But the deal still faces a significant challenge. A group of U.S. state attorneys general filed a lawsuit in federal court in New York to block the merger on antitrust grounds, arguing that the proposed deal would cost consumers more than $4.5 billion annually.
New York State Attorney General Letitia James indicated the lawsuit would continue, at least in part because of what critics see as Dish’s failure to live up to pledges it had made.
“We have serious concerns that cobbling together this new fourth mobile player, with the government picking winners and losers, will not address the merger’s harm to consumers, workers, and innovation,” she said.
California’s Attorney General Xavier Becerra, who is co-lead with New York in the states’ lawsuit, agreed. “We intend to be prepared to go to trial to fight for a fair, competitive, and equitable marketplace for consumers nationwide,” he said in a statement.
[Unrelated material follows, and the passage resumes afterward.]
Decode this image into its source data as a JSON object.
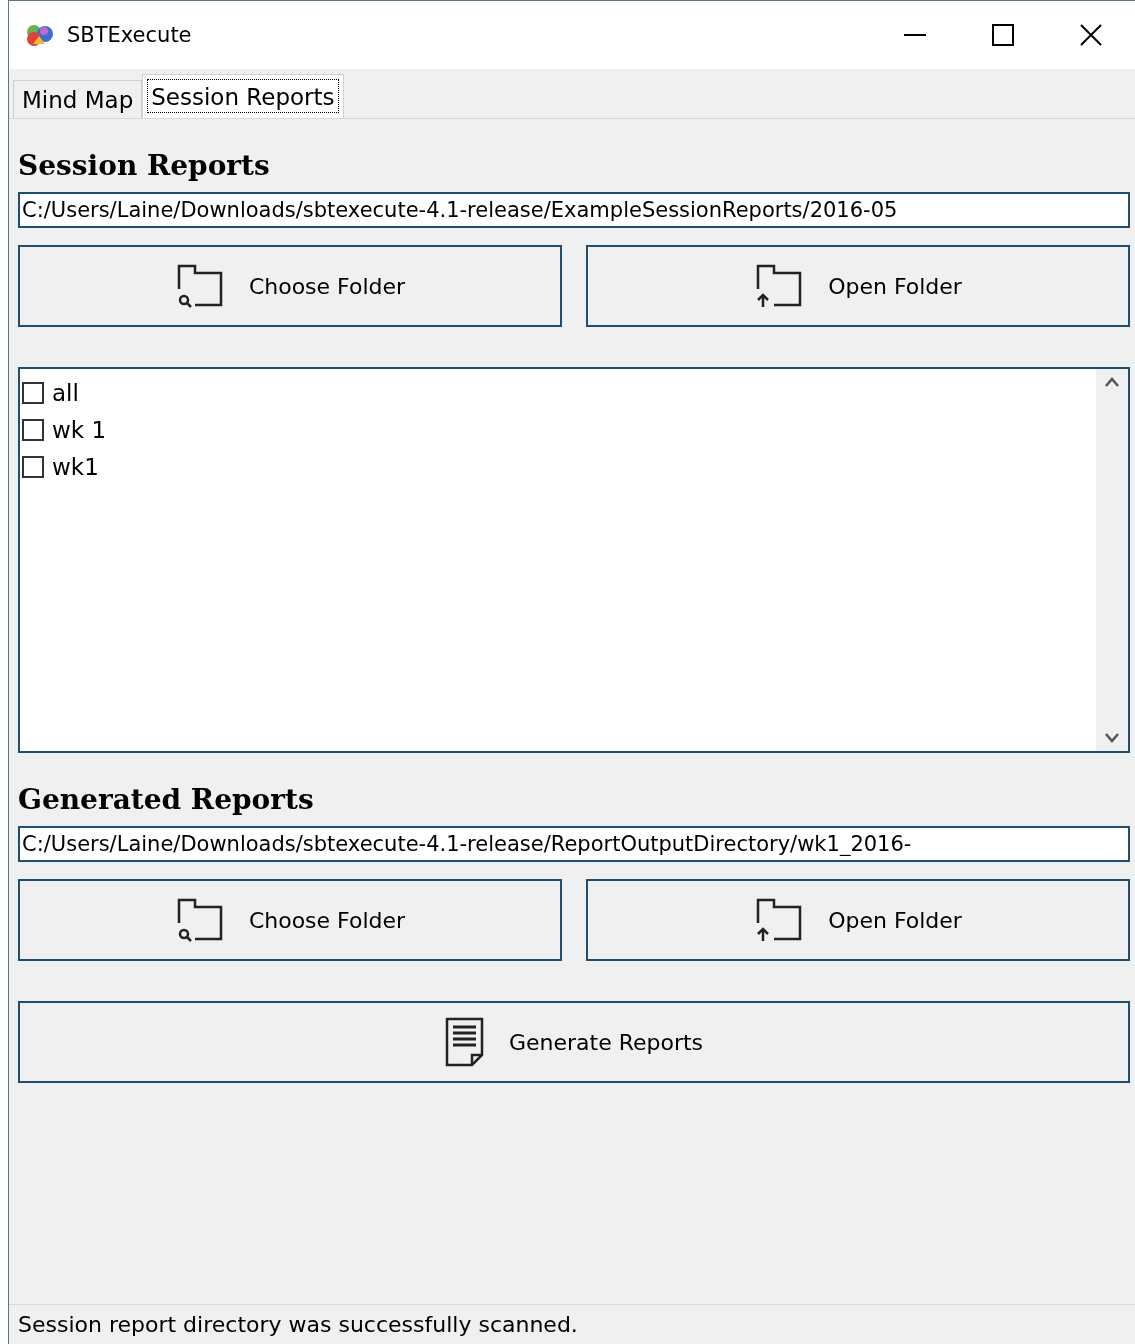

The Justice Department, backed by five state attorneys general, said the deal required the merging companies to also sell Virgin Mobile and Sprint’s prepaid business and provide Dish with access to 20,000 cell sites and hundreds of retail locations.
Dish has agreed to acquire spectrum, or airwaves that carry data, in a deal valued at $3.6 billion from the merged firm and pay $1.4 billion for Sprint’s prepaid business that serves about 9.3 million customers. Dish will get access to the combined firm’s network for seven years while it builds out its own 5G network.
Prepaid wireless phones are generally sought by lower-income people who cannot pass a credit check.
T-Mobile, the third largest U.S. wireless carrier with about 80 million customers, pursued the deal in order to seek scale to compete with bigger rivals Verizon Communications Inc and AT&T Inc. Sprint has about 55 million customers.
U.S. telecoms customers tend to stick with one carrier for years, providing companies with a steady, predictable stream of cash. As more people rely on cell phones for social media, banking or news and entertainment, the lines have blurred between telecom, content and cable companies, just as so-called 5G technology promises to make mobile phones even more powerful.
T-Mobile US reported on Thursday that it beat analysts’ estimates for second-quarter net new phone subscribers who pay a monthly bill. The carrier said it added a net 710,000 phone subscribers in the three months ended June 30.
Federal Communications Commission Chairman Ajit Pai has given his blessing to the merger in principle and said in a statement on Friday he would soon circulate a formal order.
The FCC is expected to give Dish more time to use spectrum it previously acquired but also impose strict penalties if it fails to create a consumer wireless network within a set timeframe.
Dish has spent years stockpiling wireless spectrum and faced a looming March 2020 deadline to build a product using the spectrum in order to fulfill its license requirements.
Skeptics of the deal worked out by the Justice Department, Sprint and T-Mobile include Senators Mike Lee, a Republican, and Amy Klobuchar, a Democrat. They are the top lawmakers on the Senate Judiciary Committee’s antitrust subcommittee.
Lee said he was hopeful the divestiture would succeed but said he was uneasy about Dish’s dual role as a critic of the transaction and a buyer of divested assets. “I have concerns whenever government joins hands with industry to cobble together a would-be competitor, particularly one who so stridently opposed the merger earlier this year,” he said in a statement.
Klobuchar, who is running for president, reiterated that she had wanted the government to block the merger. “It looked like a bad deal then, and it looks like a bad deal today, despite the parties’ promises and this proposed consent decree,” she said.
Consumer advocacy groups like Public Citizen criticized the Justice Department sharply for declining to block the merger. “Prices will rise, service will suffer, and it is pure speculation to assert that this will benefit 5G,” the group said in a statement.
Reporting by Diane Bartz and David Shepardson; Additional reporting by Nick Zieminski in New York; Editing by Paul Simao